*** Dataset excerpts ***

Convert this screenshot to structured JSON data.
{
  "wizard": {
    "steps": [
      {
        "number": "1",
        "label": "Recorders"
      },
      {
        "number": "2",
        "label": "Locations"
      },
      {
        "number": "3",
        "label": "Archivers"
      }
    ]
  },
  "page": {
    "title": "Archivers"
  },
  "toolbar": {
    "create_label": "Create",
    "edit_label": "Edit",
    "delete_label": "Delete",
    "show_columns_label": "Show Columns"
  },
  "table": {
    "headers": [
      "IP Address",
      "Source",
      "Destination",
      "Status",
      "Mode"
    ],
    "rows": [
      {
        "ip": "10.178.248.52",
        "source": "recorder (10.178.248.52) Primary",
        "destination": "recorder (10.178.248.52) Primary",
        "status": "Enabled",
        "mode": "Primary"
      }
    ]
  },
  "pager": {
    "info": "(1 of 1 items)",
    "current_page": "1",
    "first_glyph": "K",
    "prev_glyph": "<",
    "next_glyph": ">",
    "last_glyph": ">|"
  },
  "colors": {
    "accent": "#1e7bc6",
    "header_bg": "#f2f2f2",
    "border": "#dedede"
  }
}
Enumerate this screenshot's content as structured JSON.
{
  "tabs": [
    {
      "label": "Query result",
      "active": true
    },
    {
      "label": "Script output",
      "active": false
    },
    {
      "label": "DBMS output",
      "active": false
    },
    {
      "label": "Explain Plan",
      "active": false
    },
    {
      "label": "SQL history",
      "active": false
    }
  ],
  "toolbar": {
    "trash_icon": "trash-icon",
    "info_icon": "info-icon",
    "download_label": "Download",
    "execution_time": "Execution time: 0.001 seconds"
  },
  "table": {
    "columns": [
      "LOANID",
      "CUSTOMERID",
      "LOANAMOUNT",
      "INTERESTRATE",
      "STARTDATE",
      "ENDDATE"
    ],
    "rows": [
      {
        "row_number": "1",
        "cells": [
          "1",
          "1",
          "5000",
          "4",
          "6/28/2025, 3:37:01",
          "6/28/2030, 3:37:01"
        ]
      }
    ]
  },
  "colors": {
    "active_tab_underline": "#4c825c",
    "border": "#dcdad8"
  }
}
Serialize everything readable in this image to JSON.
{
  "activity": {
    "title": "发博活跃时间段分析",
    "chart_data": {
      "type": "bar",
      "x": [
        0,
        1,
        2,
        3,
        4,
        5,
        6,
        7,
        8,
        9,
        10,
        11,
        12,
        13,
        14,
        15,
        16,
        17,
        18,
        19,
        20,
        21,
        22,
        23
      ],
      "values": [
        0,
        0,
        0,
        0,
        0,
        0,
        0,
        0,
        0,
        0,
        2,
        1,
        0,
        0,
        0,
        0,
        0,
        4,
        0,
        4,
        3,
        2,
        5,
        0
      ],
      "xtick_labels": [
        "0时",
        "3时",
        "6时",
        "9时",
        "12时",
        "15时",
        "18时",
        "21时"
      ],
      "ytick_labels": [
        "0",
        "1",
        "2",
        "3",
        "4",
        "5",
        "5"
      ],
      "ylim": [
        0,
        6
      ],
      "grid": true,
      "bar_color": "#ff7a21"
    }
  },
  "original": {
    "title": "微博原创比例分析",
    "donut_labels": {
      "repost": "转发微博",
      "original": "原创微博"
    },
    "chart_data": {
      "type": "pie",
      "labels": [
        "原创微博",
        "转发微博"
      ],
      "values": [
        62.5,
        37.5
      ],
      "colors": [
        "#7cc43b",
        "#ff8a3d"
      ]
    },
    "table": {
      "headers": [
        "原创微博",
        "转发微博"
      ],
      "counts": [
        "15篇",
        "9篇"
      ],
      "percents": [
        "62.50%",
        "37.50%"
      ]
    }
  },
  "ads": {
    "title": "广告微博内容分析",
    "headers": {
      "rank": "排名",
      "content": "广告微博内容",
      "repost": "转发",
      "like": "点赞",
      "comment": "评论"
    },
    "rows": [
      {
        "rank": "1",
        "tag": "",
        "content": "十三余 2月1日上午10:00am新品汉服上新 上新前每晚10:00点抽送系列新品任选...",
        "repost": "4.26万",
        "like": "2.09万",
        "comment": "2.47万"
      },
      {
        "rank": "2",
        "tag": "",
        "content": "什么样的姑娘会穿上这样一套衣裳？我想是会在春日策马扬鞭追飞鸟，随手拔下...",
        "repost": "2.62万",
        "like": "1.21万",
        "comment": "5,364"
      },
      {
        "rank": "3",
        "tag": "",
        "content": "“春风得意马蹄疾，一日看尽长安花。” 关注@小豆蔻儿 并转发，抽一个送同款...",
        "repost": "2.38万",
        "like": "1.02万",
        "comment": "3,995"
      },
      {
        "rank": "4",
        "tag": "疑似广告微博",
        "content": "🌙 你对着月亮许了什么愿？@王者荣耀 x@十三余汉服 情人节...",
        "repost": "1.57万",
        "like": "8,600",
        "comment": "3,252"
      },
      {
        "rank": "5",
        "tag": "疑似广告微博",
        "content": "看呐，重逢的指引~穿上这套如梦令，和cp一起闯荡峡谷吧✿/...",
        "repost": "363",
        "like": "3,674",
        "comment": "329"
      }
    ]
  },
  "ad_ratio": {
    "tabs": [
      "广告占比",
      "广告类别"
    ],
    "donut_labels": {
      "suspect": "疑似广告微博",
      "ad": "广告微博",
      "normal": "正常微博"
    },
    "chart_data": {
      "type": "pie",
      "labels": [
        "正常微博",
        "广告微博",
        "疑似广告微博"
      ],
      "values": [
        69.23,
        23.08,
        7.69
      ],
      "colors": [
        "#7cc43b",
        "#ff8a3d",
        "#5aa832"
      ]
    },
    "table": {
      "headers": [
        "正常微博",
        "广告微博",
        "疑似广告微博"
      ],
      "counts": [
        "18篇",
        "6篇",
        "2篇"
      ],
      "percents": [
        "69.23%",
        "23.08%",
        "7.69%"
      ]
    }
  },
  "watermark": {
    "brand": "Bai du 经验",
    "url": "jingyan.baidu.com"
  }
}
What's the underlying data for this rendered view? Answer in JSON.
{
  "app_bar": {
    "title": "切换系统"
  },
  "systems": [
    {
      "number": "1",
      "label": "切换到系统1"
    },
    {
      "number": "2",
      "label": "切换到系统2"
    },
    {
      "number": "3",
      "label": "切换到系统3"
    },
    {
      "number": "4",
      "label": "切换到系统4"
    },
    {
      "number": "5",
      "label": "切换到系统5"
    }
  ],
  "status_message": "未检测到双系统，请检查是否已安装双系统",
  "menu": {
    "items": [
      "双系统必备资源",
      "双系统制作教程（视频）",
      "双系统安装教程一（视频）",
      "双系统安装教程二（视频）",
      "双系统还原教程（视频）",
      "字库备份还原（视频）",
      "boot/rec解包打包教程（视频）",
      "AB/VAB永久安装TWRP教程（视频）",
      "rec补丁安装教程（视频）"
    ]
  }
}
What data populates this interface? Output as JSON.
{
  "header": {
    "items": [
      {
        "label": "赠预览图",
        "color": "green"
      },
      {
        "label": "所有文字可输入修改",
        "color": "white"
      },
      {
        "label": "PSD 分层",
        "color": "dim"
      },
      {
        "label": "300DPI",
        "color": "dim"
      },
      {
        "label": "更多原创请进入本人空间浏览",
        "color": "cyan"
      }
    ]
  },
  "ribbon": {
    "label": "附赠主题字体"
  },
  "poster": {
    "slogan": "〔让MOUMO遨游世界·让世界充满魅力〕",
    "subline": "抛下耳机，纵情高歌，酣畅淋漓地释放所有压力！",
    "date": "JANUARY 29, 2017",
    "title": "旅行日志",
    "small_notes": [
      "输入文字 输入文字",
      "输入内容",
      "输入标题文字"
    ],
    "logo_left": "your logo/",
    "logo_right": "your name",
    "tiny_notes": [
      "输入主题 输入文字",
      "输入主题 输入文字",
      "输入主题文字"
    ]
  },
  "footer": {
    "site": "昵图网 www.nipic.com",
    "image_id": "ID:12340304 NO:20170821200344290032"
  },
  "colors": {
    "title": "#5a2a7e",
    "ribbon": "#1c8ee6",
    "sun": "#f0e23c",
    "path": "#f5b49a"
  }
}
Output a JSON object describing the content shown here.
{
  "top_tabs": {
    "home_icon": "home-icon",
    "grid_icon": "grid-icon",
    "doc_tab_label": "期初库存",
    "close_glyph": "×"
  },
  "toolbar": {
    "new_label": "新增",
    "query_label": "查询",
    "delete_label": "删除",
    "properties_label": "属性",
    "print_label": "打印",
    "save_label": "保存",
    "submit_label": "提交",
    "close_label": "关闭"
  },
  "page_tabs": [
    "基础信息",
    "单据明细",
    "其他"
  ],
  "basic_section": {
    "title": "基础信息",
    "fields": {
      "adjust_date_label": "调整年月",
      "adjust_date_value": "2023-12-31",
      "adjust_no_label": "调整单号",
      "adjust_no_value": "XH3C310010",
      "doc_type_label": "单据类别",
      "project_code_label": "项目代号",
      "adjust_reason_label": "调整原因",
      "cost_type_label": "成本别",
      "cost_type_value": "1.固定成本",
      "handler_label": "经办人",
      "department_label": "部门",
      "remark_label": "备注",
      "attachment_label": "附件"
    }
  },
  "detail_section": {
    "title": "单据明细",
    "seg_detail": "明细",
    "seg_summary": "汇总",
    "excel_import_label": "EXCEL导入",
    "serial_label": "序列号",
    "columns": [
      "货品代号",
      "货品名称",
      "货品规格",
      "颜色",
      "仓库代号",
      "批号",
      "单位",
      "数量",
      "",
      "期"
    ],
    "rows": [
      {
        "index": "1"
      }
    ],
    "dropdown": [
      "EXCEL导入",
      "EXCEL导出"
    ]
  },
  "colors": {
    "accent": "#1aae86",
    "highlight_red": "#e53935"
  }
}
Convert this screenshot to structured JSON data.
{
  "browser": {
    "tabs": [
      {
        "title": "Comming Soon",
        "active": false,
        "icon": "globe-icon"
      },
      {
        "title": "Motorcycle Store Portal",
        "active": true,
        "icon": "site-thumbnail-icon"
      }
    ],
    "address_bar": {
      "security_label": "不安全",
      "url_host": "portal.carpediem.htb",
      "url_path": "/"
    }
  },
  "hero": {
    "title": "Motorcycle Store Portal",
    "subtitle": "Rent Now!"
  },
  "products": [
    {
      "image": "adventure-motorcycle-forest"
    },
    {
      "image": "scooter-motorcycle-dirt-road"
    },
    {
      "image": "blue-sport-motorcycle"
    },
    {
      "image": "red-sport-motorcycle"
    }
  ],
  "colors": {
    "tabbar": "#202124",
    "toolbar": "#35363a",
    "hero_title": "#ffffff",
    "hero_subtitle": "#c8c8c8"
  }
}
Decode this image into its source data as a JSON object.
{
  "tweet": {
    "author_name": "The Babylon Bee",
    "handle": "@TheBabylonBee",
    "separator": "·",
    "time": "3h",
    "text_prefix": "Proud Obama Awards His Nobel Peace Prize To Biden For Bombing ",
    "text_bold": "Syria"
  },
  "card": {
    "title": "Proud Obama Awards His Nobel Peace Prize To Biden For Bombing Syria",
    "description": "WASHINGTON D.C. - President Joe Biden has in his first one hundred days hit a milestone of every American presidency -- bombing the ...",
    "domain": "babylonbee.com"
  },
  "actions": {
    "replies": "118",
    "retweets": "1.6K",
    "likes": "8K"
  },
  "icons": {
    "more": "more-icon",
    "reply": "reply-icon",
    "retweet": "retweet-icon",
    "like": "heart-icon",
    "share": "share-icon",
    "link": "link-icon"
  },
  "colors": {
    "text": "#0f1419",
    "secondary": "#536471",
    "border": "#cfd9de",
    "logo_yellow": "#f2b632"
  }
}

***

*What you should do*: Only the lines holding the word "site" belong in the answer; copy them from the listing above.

*Result for this exercise*:
    "site": "昵图网 www.nipic.com",
        "icon": "site-thumbnail-icon"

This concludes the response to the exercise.